The ">log.txt" part directs the output to the file log.txt.
Finally, the terminal ampersand ("&") allows the application toi run as a background process, so that you can continue working at the command-line while it executes. Omitting this would result in realtime output to the screen.
Let's delete the output and run the application again, but this time, append the flags "-ex1 -ex2 -ex3 -ex4 -extrachi_cutoff 0 -out:prefix run2_ -out:file:scorefile run2.sc", so that the overall command is:
$> $ROSETTA3/bin/fixbb.default.linuxgccrelease -in:file:s 1l2y.pdb -in:file:fullatom -resfile resfile.txt -nstruct 1 -ex1 -ex2 -ex3 -ex4 -extrachi_cutoff 0 -out:prefix run2_ -out:file:scorefile run2.sc >log2.txt

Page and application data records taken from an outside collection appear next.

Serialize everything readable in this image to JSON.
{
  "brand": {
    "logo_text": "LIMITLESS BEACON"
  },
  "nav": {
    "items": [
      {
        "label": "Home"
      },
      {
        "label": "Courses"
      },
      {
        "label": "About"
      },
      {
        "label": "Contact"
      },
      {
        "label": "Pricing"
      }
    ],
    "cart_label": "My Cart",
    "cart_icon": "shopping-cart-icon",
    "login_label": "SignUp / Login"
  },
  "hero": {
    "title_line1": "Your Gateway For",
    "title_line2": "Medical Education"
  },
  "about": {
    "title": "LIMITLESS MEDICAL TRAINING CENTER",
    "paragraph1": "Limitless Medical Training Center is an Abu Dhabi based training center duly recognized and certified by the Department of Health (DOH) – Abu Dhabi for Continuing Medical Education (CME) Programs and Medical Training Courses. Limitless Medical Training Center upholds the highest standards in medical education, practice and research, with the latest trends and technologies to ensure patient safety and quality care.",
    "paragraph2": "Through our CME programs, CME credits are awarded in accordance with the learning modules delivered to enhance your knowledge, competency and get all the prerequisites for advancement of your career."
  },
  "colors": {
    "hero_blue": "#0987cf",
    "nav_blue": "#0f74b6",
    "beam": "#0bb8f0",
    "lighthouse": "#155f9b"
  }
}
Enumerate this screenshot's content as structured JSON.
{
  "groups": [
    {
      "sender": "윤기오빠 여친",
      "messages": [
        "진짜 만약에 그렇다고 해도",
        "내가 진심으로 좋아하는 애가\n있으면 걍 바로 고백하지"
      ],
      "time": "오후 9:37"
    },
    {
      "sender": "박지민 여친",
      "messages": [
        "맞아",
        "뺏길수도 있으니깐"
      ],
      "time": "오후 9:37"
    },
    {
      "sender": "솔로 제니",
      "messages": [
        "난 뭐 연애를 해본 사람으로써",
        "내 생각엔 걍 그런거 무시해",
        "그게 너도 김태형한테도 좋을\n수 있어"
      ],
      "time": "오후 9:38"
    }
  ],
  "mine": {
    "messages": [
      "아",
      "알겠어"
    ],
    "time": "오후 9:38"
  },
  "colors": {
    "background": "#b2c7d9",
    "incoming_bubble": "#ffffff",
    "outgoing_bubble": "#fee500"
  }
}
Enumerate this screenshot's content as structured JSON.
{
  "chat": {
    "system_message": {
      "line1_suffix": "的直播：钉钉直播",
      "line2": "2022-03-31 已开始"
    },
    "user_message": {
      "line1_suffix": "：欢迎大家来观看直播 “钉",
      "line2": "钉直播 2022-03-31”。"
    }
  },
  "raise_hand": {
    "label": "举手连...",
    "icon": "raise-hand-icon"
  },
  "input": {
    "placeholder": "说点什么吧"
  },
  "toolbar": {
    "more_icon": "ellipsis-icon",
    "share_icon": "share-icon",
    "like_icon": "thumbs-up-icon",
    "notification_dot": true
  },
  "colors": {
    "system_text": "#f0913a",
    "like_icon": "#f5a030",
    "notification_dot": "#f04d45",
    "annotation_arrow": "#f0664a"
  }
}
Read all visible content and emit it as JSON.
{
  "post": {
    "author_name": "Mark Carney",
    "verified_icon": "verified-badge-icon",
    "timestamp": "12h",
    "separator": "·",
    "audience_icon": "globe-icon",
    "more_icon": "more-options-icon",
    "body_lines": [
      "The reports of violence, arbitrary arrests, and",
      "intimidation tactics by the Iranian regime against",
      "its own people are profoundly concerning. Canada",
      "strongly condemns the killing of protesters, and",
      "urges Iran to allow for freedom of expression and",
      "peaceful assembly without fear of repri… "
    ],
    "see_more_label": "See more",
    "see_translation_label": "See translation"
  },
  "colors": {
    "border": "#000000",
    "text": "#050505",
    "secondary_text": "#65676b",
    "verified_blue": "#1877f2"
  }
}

You'll notice that this time, the app takes much longer to run. Examining the output, you'll find a few things. First, the rotamer chosen for the central tryptophan and for many other side-chains is much closer to the original. Second, you may see some variation in the five output structures. So what did we change? Well, the "-ex1", "-ex2", "-ex3", and "-ex4" flags activate extra rotamers for the first, second, third, and fourth side-chain chi angles, respectively. The "-extrachi_cutoff" flag determines the number of residue neighbours (nearby residues) that a resiude must have in order to receive the additional rotamers. By including additional rotamers, it becomes more likely that, at any given position, one of the rotamers included will be very close to the optimal side-chain conformation. The cost, though, is an increase in the computational complexity (reducing the probability of convergence somewhat), and a concamitant increase in the running time. Similarly, performing the same task on a larger input structure will also result in a longer running time and a lower probability of convergence. The "-out:prefix run2_" flag allows us to write PDB files with the prefix "run2_" in the filename, so that we don't try to overwrite the previous output. Similarly , "-out:file:scorefile run2_.sc" directs the final scores to a new file, so that we don't overwrite the scorefile from the first run.
The same behaviour shown above can also be accomplished by altering the resfile. If compare resfile2.txt to resfile.txt, you'll notice that the first line is different. The additional text ("EX 1 EX 2 EX 3 EX 4 EX_CUTOFF 0") accomplishes much the same thing as the extra options that we passed at the commandline earlier. Deleting the output and running the following shoulkd produce the same behaviour:
$> $ROSETTA3/bin/fixbb.default.linuxgccrelease -in:file:s 1l2y.pdb -in:file:fullatom -resfile resfile2.txt -nstruct 1 -out:prefix run3_ -out:file:scorefile run3.sc >log3.txt